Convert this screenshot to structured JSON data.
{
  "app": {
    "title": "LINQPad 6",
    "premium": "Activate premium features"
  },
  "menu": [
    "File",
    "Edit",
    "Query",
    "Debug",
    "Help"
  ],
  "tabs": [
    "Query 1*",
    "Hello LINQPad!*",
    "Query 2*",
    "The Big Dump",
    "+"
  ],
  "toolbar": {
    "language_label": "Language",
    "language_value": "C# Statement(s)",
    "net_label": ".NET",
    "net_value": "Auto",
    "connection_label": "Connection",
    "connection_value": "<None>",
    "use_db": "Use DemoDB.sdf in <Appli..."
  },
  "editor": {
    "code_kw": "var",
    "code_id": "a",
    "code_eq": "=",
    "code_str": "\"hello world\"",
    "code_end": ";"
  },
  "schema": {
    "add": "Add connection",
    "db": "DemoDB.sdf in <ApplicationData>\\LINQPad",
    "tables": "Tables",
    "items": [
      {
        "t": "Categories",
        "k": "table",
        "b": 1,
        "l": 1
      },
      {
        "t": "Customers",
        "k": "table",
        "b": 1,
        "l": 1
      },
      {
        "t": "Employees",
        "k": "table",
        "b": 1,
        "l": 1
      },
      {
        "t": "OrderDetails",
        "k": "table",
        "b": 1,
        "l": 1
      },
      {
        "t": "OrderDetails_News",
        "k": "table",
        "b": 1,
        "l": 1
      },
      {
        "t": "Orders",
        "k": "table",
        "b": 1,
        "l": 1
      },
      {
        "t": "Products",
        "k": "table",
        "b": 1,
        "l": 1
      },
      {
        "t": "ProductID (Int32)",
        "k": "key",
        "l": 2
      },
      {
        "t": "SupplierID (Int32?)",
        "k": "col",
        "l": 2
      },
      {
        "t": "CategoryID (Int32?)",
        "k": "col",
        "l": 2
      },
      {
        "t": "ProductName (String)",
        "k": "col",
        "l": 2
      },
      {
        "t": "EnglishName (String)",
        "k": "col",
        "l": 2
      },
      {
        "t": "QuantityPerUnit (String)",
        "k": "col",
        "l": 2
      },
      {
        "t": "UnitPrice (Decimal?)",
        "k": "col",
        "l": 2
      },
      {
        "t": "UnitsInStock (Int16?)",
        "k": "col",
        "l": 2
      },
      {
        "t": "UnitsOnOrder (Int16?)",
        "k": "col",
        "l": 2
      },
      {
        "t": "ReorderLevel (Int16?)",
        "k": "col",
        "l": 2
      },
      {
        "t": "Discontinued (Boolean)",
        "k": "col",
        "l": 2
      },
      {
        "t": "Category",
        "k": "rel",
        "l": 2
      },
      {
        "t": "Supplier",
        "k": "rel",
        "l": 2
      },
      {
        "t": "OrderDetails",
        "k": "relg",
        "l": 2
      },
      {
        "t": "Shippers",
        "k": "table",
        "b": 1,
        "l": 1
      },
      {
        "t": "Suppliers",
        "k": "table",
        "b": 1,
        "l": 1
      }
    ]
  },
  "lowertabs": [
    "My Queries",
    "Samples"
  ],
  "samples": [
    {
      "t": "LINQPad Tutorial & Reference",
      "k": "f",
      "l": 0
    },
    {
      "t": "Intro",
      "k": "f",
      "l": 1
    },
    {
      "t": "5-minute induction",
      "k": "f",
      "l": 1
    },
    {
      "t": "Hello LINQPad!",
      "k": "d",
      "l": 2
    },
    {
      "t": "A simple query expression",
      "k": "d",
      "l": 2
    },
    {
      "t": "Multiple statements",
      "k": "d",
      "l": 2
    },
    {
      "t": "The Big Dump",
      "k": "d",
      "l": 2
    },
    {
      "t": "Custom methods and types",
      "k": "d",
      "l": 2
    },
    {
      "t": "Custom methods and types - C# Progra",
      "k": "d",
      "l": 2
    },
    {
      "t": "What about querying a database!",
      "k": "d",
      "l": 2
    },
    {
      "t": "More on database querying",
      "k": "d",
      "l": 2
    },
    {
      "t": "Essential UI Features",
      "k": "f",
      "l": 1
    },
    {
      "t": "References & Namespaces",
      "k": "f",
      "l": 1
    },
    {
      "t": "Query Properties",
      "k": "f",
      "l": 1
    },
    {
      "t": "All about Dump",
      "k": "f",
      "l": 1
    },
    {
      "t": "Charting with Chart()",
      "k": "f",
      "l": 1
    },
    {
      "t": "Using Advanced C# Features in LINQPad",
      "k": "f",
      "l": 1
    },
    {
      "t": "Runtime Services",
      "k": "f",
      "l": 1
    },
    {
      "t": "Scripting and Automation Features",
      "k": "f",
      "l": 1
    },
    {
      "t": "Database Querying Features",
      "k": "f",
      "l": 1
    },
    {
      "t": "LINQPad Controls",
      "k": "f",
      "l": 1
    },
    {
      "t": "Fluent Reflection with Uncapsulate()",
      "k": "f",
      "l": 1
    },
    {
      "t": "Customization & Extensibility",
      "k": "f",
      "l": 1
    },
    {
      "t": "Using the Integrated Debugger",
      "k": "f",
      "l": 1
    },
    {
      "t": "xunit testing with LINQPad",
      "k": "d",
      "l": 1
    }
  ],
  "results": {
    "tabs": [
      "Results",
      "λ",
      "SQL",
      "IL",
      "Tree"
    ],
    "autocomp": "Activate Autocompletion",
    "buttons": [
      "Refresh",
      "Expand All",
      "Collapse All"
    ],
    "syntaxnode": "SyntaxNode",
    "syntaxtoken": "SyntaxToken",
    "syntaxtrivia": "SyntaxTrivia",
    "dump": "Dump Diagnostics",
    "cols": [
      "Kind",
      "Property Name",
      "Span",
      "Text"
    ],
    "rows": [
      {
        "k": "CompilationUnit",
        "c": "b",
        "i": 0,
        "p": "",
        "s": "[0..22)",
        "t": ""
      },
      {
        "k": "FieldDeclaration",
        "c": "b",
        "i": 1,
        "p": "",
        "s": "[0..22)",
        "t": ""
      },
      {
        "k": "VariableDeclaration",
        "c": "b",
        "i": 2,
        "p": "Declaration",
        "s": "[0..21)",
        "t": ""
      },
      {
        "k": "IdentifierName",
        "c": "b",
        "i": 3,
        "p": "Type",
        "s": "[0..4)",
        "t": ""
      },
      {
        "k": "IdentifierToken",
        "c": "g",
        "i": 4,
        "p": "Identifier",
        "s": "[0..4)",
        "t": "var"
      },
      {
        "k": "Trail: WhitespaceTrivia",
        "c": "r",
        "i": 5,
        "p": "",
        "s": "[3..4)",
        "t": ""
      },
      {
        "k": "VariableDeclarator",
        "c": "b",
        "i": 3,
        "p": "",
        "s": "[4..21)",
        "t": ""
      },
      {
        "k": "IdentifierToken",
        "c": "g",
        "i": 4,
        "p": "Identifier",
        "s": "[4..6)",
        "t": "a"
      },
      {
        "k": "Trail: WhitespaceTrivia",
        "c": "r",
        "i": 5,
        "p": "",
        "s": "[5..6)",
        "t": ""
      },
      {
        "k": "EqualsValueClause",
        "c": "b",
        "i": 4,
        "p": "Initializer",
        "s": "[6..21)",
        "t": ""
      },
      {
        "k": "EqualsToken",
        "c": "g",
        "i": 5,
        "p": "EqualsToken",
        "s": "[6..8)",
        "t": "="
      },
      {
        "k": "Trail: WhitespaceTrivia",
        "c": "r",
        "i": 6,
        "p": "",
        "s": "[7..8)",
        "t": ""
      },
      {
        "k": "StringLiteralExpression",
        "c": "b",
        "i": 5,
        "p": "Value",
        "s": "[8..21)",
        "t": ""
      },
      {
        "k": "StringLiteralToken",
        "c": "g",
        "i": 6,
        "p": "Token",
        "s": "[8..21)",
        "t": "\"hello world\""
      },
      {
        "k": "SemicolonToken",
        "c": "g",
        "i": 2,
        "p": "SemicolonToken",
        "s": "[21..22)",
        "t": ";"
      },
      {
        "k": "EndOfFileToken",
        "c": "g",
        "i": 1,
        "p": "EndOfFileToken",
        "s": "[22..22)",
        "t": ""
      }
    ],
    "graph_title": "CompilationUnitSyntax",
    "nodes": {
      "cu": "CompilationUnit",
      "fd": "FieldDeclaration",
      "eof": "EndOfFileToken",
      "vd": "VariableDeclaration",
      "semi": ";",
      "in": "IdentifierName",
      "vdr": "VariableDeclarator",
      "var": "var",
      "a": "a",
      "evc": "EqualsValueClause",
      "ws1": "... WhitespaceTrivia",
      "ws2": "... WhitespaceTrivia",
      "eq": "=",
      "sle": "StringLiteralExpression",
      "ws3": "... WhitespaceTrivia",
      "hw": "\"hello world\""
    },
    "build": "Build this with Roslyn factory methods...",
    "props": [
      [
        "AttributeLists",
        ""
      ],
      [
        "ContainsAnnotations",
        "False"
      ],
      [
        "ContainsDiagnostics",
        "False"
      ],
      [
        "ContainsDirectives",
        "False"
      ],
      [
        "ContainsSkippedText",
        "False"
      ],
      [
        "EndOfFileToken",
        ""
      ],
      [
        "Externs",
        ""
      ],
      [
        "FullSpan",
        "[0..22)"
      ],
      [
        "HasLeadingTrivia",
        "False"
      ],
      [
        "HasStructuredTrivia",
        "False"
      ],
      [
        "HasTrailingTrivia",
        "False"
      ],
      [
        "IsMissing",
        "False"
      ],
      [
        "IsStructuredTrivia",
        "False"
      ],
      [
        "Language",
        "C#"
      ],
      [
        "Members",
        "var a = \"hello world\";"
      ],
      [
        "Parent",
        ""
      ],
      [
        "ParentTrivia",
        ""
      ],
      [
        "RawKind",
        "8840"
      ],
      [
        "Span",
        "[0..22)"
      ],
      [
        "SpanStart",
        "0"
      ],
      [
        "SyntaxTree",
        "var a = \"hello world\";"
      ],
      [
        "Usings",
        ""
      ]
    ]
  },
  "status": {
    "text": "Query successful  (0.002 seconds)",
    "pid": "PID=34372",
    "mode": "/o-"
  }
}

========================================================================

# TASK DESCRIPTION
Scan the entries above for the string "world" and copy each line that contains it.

# SOLUTION
    "code_str": "\"hello world\"",
        "t": "\"hello world\""
      "hw": "\"hello world\""
        "var a = \"hello world\";"
        "var a = \"hello world\";"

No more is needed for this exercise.